“Time is money, especially overtime.” Larry Wall
There is a lot of preconception that working overtime is something extremely negative. It’s popularly seen as a form of abuse done by the employer against the employee.
But have you given the change to the other way of thinking? Overtime does not have to be bad if the employee desires it and if the business adequately compensates them for the work.
It’s true. People usually do it because they have to: due to poor time management, unrealistic expectations, or workforce deficit. But it can also be different. People are choosing to do it to gain flexibility or to pump up their income. Therefore, if the overtime is not imposed by the employer abusively, it can turn into a win-win situation.
In the following lines, we will cover all you need to know about this topic: what qualifies as overtime, the pros and cons of working overtime for both parties, when it becomes bad for business, and how managers can control overtime.
Table of contents
Working overtime is explained as working any additional hours that surpass the usual scheduled working time, meaning more than the 40 hours week limit. Every country has its legislation regarding this topic, and the main objective is to prevent employers from forcing their employees to work excessively long hours.
It’s worth mentioning that in Europe, the European Union's highest court ruled (in May 2019) that all employers must track the time and attendance of their employees.

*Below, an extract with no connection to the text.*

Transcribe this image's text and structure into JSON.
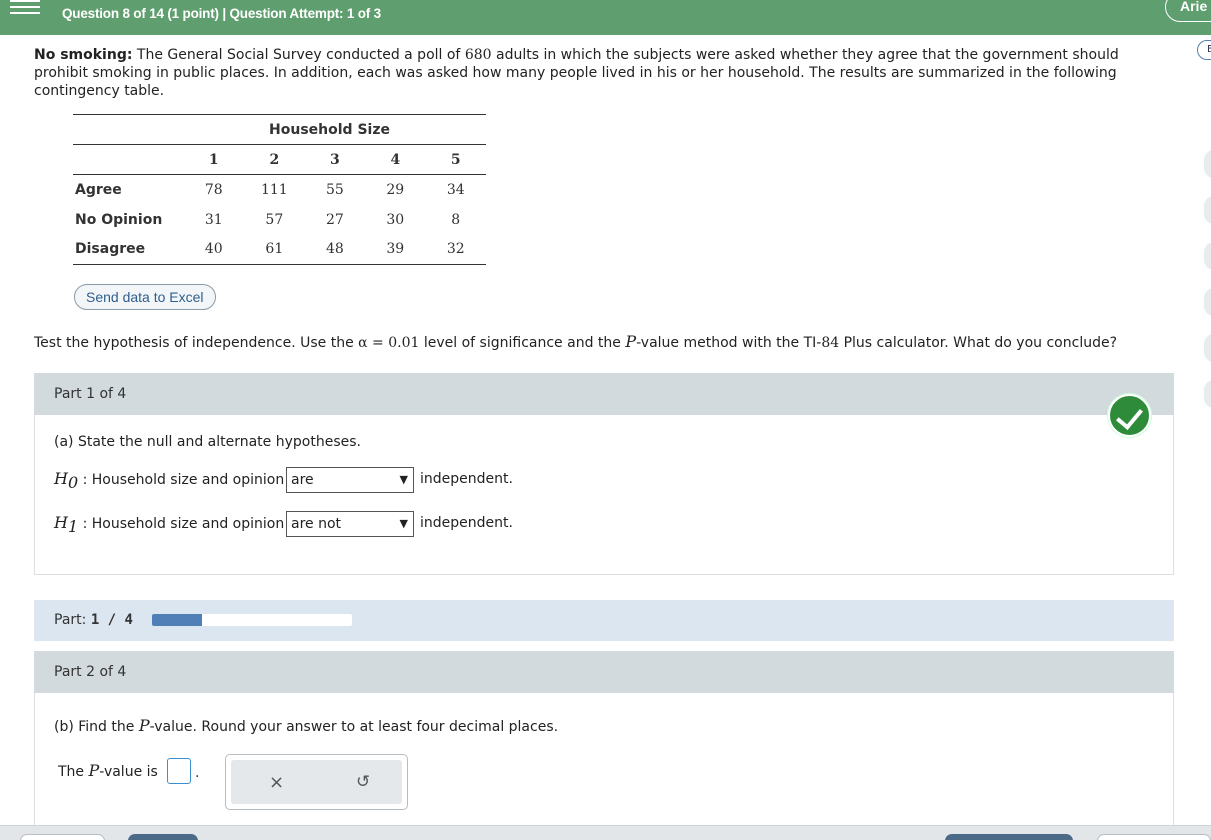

If we look over to the United States, overtime compensation is set at a rate of at least 1.5 times the employee's regular pay rate, also known as "time and a half."
Among the most important causes that cause employees to work overtime in business of any size, we can mention the following arguments:
All these are images of poor management skills and poor leadership. Letting these causes escalate will bring resentment from the employees, lack of motivation, lack of engagement, and mistrust.
Working overtime brings both advantages and disadvantages. Let’s look in more detail at effects such as pay, career, or productivity on the positive side, and drawbacks such as health, stress, fatigue, and work-life balance.
A study by Industrial and Labor Relations, Institute for Workplace Studies- Cornell University shows that approximately “10% of US employees who work 50 to 60 hours per week report severe work-family conflicts.” The same report highlights that “the number jumps to 30% for those who work more than 60 hours. The divorce rate also increases as weekly hours increase. These factors contribute in turn to mental health and alcohol problems.”
Find below three reasons why overtime is bad for business:
You could be paying more money for less productivity since many employees are not that productive after a specific time at night, and overtime could cost more than regular working hours.
Excessive overtime can very well lead to a high level of absenteeism due to fatigue or poor health.
If we are talking about constant overtime, this will generate chronic stress and eventually burnout. Having employees reach that level will lead to higher turnover rates.
Overtime is bad for business when it is too much, done too often, and as a result, employees can never make plans with their loved ones.
Managing overtime is extremely important, as it can increase the costs within your business unplanned and cause disfunction within the overall finances, plus it can hurt some of your best people. Find two ways that will help to approach this challenge:
Overall, while overtime can be beneficial for both employer and employee, it has some downsides, and every company should balance the pros and cons. But always make sure you avoid imposing this on your employees and offer proper compensation in return.